### Task goal
Compute how many lines in the listing below hold the string "pipe", then state only the result.

### Records provided

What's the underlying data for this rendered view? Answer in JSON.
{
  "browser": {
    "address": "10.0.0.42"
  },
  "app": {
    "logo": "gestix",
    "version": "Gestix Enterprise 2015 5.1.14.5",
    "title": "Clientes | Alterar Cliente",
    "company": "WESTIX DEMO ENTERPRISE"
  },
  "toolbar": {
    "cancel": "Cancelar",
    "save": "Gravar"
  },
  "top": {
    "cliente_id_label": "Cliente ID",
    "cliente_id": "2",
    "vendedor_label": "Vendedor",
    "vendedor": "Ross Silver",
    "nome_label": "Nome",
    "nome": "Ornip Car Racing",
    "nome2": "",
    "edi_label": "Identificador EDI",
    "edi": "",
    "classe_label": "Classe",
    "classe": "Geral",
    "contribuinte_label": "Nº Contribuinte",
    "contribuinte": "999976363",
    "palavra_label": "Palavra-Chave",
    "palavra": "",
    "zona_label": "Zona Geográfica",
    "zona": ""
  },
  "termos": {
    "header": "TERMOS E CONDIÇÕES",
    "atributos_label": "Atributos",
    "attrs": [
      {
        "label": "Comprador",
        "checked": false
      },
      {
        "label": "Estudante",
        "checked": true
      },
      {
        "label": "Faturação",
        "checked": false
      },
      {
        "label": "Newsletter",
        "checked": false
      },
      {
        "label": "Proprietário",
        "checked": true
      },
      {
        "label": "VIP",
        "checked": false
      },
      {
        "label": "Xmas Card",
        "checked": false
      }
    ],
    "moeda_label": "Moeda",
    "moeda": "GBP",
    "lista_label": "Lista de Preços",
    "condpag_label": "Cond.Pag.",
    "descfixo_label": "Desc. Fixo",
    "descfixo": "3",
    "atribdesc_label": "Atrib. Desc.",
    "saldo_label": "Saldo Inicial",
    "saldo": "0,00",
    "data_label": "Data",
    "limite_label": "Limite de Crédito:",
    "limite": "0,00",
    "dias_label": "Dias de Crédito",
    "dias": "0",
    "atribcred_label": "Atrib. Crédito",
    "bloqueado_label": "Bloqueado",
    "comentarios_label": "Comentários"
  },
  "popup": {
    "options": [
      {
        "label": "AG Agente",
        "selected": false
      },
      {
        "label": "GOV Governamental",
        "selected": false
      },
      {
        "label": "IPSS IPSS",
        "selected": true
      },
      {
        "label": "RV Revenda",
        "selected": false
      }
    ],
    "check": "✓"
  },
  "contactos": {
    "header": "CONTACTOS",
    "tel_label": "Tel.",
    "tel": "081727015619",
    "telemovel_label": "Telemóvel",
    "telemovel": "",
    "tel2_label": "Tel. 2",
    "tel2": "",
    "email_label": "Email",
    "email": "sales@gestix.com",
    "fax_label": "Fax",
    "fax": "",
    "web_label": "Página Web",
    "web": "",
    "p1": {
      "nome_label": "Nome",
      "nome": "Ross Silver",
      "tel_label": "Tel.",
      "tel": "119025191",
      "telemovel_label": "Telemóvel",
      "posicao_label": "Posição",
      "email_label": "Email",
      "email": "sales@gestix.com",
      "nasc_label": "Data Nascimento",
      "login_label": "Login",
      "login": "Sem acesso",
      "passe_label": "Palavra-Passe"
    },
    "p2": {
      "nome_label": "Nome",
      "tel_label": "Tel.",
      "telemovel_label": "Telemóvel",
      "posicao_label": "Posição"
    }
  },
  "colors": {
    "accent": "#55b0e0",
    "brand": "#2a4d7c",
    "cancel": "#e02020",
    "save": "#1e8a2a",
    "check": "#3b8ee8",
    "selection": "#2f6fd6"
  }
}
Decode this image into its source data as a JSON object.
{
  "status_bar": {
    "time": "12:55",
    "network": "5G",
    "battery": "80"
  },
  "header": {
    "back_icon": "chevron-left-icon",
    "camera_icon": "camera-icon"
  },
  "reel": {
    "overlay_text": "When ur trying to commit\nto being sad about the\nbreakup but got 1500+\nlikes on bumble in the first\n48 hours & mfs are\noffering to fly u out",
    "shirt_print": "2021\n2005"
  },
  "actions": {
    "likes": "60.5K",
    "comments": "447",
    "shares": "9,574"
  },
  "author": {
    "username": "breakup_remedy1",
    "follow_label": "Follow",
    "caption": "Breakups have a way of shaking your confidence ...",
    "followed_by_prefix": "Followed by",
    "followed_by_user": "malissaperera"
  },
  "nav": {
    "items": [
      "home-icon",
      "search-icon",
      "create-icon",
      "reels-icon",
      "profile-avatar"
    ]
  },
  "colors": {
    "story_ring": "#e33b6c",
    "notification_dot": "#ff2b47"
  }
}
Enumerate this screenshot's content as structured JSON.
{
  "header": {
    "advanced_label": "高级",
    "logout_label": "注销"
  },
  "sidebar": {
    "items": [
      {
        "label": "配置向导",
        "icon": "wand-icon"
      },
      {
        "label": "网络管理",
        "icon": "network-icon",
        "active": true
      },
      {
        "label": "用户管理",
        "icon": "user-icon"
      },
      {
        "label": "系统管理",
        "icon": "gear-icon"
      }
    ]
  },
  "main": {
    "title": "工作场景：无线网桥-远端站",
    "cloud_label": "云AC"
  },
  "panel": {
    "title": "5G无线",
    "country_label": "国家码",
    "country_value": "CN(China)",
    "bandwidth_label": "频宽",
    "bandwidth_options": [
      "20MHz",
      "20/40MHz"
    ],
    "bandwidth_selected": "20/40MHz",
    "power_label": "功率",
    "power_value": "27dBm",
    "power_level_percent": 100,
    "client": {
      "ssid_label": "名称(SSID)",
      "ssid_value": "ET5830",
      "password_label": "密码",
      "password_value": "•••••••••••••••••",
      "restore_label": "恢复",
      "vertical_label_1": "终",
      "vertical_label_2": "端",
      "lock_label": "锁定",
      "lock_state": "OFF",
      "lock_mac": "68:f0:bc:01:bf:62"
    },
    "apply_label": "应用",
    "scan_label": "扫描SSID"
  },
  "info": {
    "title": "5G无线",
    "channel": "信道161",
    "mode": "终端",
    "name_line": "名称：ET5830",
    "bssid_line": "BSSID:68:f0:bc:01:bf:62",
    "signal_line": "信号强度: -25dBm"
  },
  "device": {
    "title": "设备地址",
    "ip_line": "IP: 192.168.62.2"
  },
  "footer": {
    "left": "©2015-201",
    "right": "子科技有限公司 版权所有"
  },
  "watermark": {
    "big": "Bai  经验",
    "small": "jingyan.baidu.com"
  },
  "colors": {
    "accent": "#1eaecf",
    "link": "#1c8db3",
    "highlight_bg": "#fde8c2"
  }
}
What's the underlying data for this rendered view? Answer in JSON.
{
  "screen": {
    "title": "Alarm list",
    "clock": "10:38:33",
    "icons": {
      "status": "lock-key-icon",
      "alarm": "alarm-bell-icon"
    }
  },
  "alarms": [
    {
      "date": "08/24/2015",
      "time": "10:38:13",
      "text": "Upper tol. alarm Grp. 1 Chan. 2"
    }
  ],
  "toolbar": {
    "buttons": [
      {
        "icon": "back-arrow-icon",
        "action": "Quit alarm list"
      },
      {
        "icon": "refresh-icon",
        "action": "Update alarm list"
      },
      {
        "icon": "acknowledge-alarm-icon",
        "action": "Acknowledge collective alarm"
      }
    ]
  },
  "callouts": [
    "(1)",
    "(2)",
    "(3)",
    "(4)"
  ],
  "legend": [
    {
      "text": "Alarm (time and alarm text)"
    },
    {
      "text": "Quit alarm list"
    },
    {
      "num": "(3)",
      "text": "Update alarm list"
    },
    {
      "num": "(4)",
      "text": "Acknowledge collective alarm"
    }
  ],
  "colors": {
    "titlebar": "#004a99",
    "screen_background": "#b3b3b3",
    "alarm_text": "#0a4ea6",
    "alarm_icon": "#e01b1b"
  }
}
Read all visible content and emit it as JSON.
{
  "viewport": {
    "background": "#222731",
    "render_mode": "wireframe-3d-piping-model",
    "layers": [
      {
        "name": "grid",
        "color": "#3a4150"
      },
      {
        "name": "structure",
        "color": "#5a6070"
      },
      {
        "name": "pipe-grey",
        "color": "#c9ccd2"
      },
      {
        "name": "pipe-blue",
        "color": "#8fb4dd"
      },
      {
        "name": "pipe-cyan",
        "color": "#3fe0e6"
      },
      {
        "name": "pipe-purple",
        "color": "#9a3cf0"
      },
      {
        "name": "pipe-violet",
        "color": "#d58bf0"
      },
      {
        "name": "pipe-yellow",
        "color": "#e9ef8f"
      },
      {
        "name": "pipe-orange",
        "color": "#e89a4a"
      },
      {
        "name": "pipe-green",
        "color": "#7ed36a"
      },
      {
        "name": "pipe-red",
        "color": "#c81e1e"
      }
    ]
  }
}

### Task result
9